Republican officials said that was unlikely, at least until Democrats agreed to further reduce the threat of lawsuits and the potential for enormous sums to be awarded in damages.
Years of politically-charged struggle over the issue has produced general agreement on the need for patient protections an issue that garners consistently high support in public opinion polls.
But over two weeks of debate, senators clashed often over the lawsuits that Democrats, aligned politically with the nation's trial lawyers, say are necessary to enforce those rights. Republicans, generally aligned with the health insurance industry, tried at several points to curtail the potential for suits.
One change, adopted on Thursday, would shield an estimated 94 percent of the nation's employers from lawsuits.
The bill's supporters agreed to others on Friday.
One would limit class action lawsuits. Another would require virtually all patients to complete an independent appeal of an HMO's denial of care before going to court.
Supporters raised objections to proposals to limit damages that patients could recover in successful lawsuits, and also objected to further restrictions on patients' abilities to bring suits.
Sen. Fred Thompson, R-Tenn., proposed the amendment to foreclose most suits while independent appeals were ongoing.
Passage, on a vote of 98-0, means denial of care decisions will ultimately be reviewed by "somebody who is objective, somebody who is an expert," he said, and will result in "doctors making decisions instead of lawyers."
Thompson's amendment would permit lawsuits in limited circumstances when appeals were in progress, principally when they consumed more than 31 days.
Sen. Mike DeWine, R-Ohio, authored the amendment to reduce the potential for class action suits, and it, too, cleared on a vote of 98-0.
But other changes advanced by critics were swiftly sidetracked by the bill's supporters.
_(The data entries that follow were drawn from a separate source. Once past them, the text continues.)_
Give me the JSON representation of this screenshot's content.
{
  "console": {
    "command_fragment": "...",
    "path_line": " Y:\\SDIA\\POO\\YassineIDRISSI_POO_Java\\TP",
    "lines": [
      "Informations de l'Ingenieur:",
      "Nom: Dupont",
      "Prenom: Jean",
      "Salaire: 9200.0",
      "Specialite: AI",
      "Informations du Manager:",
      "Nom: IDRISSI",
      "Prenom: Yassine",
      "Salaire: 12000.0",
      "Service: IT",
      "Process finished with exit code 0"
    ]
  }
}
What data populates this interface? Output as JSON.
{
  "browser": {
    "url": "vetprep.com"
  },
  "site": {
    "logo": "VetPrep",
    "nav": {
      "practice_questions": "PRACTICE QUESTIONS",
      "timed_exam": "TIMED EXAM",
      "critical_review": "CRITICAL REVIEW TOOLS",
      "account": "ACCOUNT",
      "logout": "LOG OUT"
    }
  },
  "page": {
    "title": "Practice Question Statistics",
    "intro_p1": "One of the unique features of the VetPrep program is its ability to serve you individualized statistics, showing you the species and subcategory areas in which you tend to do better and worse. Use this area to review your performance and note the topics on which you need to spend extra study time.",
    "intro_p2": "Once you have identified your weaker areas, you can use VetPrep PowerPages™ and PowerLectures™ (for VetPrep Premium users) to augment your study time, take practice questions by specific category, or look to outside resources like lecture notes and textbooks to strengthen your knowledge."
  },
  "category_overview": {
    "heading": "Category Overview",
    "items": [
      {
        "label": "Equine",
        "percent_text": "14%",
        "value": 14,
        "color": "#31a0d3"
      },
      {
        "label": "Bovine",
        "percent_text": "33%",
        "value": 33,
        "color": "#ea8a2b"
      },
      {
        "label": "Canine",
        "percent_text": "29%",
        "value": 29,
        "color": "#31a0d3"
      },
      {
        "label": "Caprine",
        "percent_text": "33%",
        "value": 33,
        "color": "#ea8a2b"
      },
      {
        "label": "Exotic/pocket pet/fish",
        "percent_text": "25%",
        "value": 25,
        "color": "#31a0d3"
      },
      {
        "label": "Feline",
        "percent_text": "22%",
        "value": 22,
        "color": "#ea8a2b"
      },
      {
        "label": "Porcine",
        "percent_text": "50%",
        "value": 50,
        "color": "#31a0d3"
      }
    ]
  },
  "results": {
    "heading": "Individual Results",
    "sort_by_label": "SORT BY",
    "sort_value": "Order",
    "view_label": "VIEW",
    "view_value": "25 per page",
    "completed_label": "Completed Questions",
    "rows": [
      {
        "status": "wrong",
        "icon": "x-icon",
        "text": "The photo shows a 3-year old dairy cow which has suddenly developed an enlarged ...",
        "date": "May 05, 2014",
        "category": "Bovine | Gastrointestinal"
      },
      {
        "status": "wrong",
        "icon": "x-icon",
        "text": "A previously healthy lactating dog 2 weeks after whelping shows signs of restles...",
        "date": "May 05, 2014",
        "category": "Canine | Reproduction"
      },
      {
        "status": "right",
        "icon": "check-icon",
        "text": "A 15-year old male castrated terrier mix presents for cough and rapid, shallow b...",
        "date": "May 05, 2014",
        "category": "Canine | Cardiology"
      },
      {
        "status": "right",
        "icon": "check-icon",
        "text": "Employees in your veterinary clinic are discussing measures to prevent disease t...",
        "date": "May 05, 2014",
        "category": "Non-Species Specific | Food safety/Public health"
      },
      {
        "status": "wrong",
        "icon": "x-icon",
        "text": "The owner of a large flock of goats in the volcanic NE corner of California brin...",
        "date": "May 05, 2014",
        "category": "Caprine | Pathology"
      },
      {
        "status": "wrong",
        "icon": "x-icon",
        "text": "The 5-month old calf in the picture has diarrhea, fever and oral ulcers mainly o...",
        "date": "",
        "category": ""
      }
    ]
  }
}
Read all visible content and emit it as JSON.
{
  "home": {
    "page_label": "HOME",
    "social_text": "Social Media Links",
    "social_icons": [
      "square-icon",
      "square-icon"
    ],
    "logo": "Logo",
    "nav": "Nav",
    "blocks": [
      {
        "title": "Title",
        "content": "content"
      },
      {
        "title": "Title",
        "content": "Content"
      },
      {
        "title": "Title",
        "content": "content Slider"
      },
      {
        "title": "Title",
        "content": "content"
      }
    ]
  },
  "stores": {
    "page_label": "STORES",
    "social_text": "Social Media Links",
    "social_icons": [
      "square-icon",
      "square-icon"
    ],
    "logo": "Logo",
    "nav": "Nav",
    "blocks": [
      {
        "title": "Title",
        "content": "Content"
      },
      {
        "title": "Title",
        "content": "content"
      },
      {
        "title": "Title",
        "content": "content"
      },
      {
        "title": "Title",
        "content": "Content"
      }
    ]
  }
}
Among them was one amendment by Sen. Wayne Allard, R-Colo., to ban all patients' rights lawsuits against employers with 15 employees or fewer. It was killed on a vote of 55-43.